Tag Your Trees This Summer

 Tree tag for a common hackberry tree.

By Lisa Biehle Files

As the lemony leaves of local trees blossom into a robust, dark green, we enjoy the aesthetic and spiritual benefits of ambling under this canopy.

But there are also scientific advantages to this glorious arbor. Morton Arboretum encourages Tree Tagging in order to understand the quantifiable benefits for each and every tree, both environmentally and monetarily.

Enhance your summer block parties by Tree Tagging, a fun and educational group/family activity.

  • First, track down your block’s tree inventory, if available. Look for Oak Park’s at http://www.oak-park.us. Search for “tree inventory.”

  • Make a list of all the trees on your block with species and diameter. If an inventory is not available already, then search online to identify each tree, or get “Fandex Family Field Guides: Trees.” Diameter should be measured 4.5 feet above the ground.

  • The website treebenefits.com will help you quantify the value of each tree on your block. This is the National Tree Benefits Calculator, which you can access via your smart phone.

  • Tags are available at Morton Arboretum by emailing Beth Corrigan at bcorrigan@mortonarb.org, or place an order online at: http://www.mortonarb.org/trees-plants/community-trees-program/celebrating-trees/celebrating-arbor-day-your-community

Yes, there is a dollar value to each tree. But the most interesting information you will find is regarding the enormous environmental impact of trees.

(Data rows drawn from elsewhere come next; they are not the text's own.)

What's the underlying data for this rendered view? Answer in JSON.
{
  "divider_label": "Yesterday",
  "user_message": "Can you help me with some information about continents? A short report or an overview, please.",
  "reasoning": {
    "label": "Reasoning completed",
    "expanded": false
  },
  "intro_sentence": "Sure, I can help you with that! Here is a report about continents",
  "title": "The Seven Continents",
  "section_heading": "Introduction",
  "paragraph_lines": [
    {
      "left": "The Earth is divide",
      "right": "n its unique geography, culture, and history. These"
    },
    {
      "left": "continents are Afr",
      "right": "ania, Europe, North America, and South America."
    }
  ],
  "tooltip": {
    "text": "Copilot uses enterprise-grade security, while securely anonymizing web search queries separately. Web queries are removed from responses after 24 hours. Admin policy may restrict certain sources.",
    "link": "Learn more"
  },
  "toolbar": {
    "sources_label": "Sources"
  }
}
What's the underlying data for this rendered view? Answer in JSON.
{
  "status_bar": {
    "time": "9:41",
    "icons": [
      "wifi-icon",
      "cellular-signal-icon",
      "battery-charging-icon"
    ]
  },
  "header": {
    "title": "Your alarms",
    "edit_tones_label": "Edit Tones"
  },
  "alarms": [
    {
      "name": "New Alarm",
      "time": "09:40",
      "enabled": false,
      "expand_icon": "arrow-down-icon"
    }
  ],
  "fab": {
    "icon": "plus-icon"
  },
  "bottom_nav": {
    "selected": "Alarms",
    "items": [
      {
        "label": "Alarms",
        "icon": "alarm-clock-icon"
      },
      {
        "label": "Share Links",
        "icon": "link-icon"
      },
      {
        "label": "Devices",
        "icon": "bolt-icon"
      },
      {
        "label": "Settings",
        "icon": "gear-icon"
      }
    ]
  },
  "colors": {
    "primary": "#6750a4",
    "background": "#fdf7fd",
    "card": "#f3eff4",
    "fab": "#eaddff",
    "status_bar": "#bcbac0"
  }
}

For example, I entered some typical data into the Tree Benefits Calculator. A medium-sized Silver Maple with a 20-inch diameter will give a family $176 worth of benefits each year, increasing their property value by $52 a year.

To be honest, this may not seem like much, until you take a look at the environmental impact.

Stormwater InterceptionThis same maple tree will intercept 2,665 gallons of storm water each year, not only through its root system, but also via its leaves, branches and bark. The tree’s structure will also reduce soil erosion.

Stormwater runoff is a major problem in urban areas due to an overabundance of impermeable concrete, asphalt, and roofs. Trees counteract this negative effect.

Energy Conservation A 20-inch Silver Maple will conserve 126-kilowatt hours of electricity for cooling and reduce consumption of oil or natural gas by 48 therms.

According to the Tree Benefits Calculator, trees conserve building energy use in three ways: 1) Shading reduces the amount of heat absorbed and stored by buildings in summer. 2) Transpiration by trees cools the air in summer. 3) Trees slow down wind, thus reducing heat loss from homes in winter.

Carbon Sequester A 20-inch Silver Maple will reduce atmospheric carbon by 645 pounds. This CO2 is “locked up” in the roots, trunk, stems and leaves of the tree.

Let’s not forget that our urban forest reduces air pollution. Leaves absorb not only carbon dioxide, but also ozone, nitrogen oxide, sulfur dioxide. And of course these lovely green filters release oxygen in a crucial partnership with human life.

Tree Tagging Supplies To get started, gather these supplies: tree identification guide, measuring tape, smart phone to access Tree Benefits Calculator, tree tags from Morton Arboretum (or make your own), markers, hole punch, and string. And enjoy!

Special thanks to Mary Chris Jaklevic who created this Tree Tagging How To sheet, an invaluable resource for this article and for this activity.

 Photo by Kris DaPra from Cook County Forest Preserves.

Photo by Kris DaPra from Cook County Forest Preserves.